Claire stands 16” tall, is made of vinyl and hard plastic and has 15 points of articulation. Highlighting her blue eyes, her deep rich brown rooted saran hair is styled to accent her period gown. Made of a deep ruby-red taffeta the separate bodice of the dress is trimmed with tiny satin ribbons crisscrossed over the rib cage and cuff of the three-quarter sleeve. Her drop-dead skirt is fashioned of the same taffeta as the bodice. Deep pleats add detail interest and richness to the full skirt. Of course she needs something to hold the skirt up, so a tulle cage is included. Under all that are nude pantyhose (a nod to the modern) and costume accurate satin shoes with buckled straps to hold them in place. Her “ruby” and “diamond” rhinestone earrings finish off the outfit. Claire comes with an acrylic based stand. Limited Edition of 300
Sooooo, here she is. She looks better than the first Claire doll. I love the look of the dress and how they managed to convey the same impression that the actress in the actual costume conveyed when first appeared in the corresponding episode. I’m glad I preordered her... but. There are some things that look weird or feel unnecessary.
First of all. The shape of the décolletage is wrong. The original costume was designed with a very low neckline, as was the norm in that period, but Terry Dresbach, Outlander’s amazing costume designer wanted Claire without a corset, so that she could show more flesh, as described in the book. So she took a typical bodice of the era and deconstructed it, to make Claire more provocative, in an era where provocative was de riguere, especially in the court of Louis XV.
The doll, on the contrary, is not provocative at all. Her breasts are completely hidden by the dress, even if you lower the front a bit. From the Tonner description above, it looks like the dress is two separate pieces, the bodice and the skirt. I wonder if that is the case in reality as well, but from the photos it looks like one piece - a real dress. I know it would be easier to put on as separate pieces, but it would not look right when the actress moved. Also, the bodice looks like it incorporates the front panel of the skirt, something that is not happening in the real costume.
Now the skirt, apart from the non-separate front panel, also has different pleats. Terry Dresbach mentioned in an interview that she loves cartridge pleats, even though they are not very period appropriate, and that is what you see on this dress too. But the doll outfit has knife pleating. It is actually more correct for the period but not for this particular costume. It helps wth the volume and overall feel but it does not look right, despite the photographer’s effort to make the doll look like Claire in the publicity photo of her and Jamie going up the stairs. I wonder how the back looks, cause the real one is this:
The back in the real dress has fastening (even though adult dresses of the period had front fastening) so that the dress can have the extra low décolletage sans corset look. It works. And below you can see the cartridge pleats in close up.
The doll description by Tonner mentions nude pantyhose as a node to modern times. Really? The whole dress design is a nod to modern times (inspired by Dior gowns and Gruau sketches of the late 40s) with Claire supervising its creation in the series.
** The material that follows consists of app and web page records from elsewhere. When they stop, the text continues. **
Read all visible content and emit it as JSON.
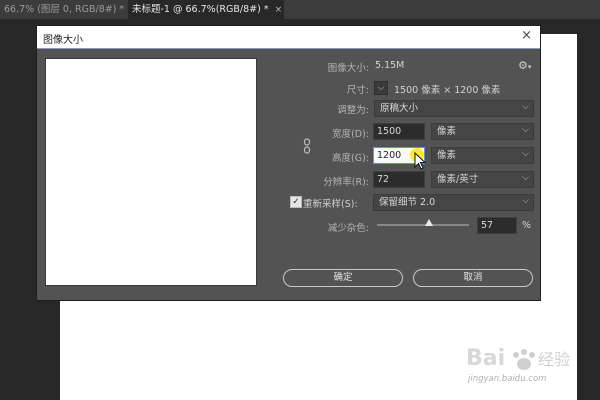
{
  "tabs": [
    {
      "label": "66.7% (图层 0, RGB/8#) *",
      "close": "×"
    },
    {
      "label": "未标题-1 @ 66.7%(RGB/8#) *",
      "close": "×"
    }
  ],
  "dialog": {
    "title": "图像大小",
    "close": "×",
    "image_size_label": "图像大小:",
    "image_size_value": "5.15M",
    "dimensions_label": "尺寸:",
    "dimensions_value": "1500 像素  ×  1200 像素",
    "fit_to_label": "调整为:",
    "fit_to_value": "原稿大小",
    "width_label": "宽度(D):",
    "width_value": "1500",
    "width_unit": "像素",
    "height_label": "高度(G):",
    "height_value": "1200",
    "height_unit": "像素",
    "resolution_label": "分辨率(R):",
    "resolution_value": "72",
    "resolution_unit": "像素/英寸",
    "resample_label": "重新采样(S):",
    "resample_value": "保留细节 2.0",
    "resample_checked": true,
    "noise_label": "减少杂色:",
    "noise_value": "57",
    "noise_percent": 57,
    "noise_unit": "%",
    "ok_label": "确定",
    "cancel_label": "取消"
  },
  "watermark": {
    "text": "Bai 经验",
    "url": "jingyan.baidu.com"
  },
  "colors": {
    "accent": "#6e90c8",
    "highlight": "#ffe600"
  }
}
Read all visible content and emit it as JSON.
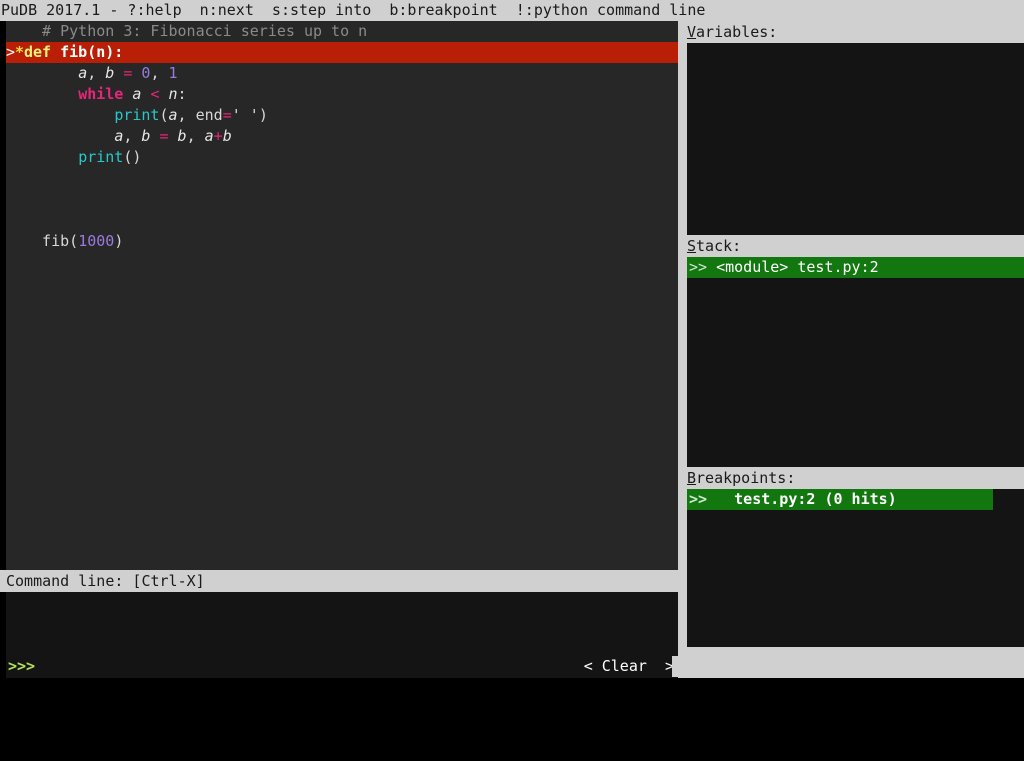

I’m pretty sure she did not have pantyhose with her - they did not even have any in her proper time period! Thankfully they got the shoes right, which are an amalgamation of Louis XV and modern era styles, thanks to Claire (and Terry Dresbach of course). They might have missed a buckle and strap or two but the feel is there.
Most of the other details are spot on. The crisscrossed bodice, the ribbons at the finishing of her sleeves, the volume, all look really good. Dresbach said that the actual costume took 15 yards of duchess satin to produce. I wonder how much fabric this doll needed. The use of taffeta is probably due to practical and production reasons but the fabric in the photos looks quite thin to mimic duchess satin, which is particularly luxurious and heavy.
The earrings, her only jewellery in the episode, look very close to the real thing. Pity she does not have the gorgeous Stag fan Claire uses throughout the ball. The hair has the proper volume and shape but could use some hairspray to keep it together - the photographed doll already has flyaways. Her face looks better in this release, more like Caitriona Balfe, the actress playing Claire, then the first doll.
I will do a proper review of the actual doll when she arrives , which will probably be sometime in March.
Doll photos courtesy of Tonner Doll, costume photos from Terry Dresbach’s blog